## [Data for the task]
= = =
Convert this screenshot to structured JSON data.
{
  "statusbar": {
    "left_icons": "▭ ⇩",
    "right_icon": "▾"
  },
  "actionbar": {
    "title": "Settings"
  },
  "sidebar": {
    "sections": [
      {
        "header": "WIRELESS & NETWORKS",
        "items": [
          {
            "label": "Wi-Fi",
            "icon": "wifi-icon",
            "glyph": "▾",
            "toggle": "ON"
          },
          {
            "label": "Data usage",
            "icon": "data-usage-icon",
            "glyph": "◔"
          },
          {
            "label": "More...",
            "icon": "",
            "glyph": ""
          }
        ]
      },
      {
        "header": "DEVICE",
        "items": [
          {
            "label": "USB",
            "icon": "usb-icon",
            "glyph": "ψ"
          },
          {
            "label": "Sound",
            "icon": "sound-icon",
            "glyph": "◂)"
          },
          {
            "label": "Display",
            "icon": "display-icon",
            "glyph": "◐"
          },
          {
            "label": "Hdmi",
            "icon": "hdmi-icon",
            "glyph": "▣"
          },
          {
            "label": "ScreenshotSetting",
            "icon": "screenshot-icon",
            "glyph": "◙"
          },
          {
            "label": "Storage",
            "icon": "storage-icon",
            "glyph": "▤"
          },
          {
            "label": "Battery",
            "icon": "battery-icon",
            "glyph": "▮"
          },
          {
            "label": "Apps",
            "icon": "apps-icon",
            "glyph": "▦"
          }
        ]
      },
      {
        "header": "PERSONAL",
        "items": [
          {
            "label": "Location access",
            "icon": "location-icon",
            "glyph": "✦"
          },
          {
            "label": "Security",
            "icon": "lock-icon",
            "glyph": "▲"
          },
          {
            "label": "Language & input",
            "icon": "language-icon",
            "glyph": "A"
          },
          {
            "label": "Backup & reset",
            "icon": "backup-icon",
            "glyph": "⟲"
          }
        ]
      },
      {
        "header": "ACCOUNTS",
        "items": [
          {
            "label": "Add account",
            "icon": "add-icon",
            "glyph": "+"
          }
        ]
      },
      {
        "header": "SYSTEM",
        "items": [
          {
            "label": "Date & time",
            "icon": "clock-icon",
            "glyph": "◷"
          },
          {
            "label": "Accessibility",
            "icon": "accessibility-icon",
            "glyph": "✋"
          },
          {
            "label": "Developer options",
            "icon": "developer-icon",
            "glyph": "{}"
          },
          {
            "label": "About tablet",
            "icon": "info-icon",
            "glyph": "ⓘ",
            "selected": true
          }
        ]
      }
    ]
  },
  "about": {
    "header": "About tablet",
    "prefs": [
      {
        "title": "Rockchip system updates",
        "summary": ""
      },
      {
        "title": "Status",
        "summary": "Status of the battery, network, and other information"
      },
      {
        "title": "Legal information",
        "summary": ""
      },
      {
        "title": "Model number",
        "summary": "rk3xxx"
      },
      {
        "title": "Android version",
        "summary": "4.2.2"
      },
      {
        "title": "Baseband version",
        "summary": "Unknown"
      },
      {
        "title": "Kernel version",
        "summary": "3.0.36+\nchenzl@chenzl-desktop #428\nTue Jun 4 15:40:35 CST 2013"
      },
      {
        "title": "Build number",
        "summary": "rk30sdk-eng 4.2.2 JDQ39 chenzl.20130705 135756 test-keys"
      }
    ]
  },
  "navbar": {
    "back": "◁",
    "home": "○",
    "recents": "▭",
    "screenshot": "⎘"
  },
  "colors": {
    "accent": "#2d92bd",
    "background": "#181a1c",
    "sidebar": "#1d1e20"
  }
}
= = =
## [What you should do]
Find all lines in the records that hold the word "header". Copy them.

## [Expected output]
        "header": "WIRELESS & NETWORKS",
        "header": "DEVICE",
        "header": "PERSONAL",
        "header": "ACCOUNTS",
        "header": "SYSTEM",
    "header": "About tablet",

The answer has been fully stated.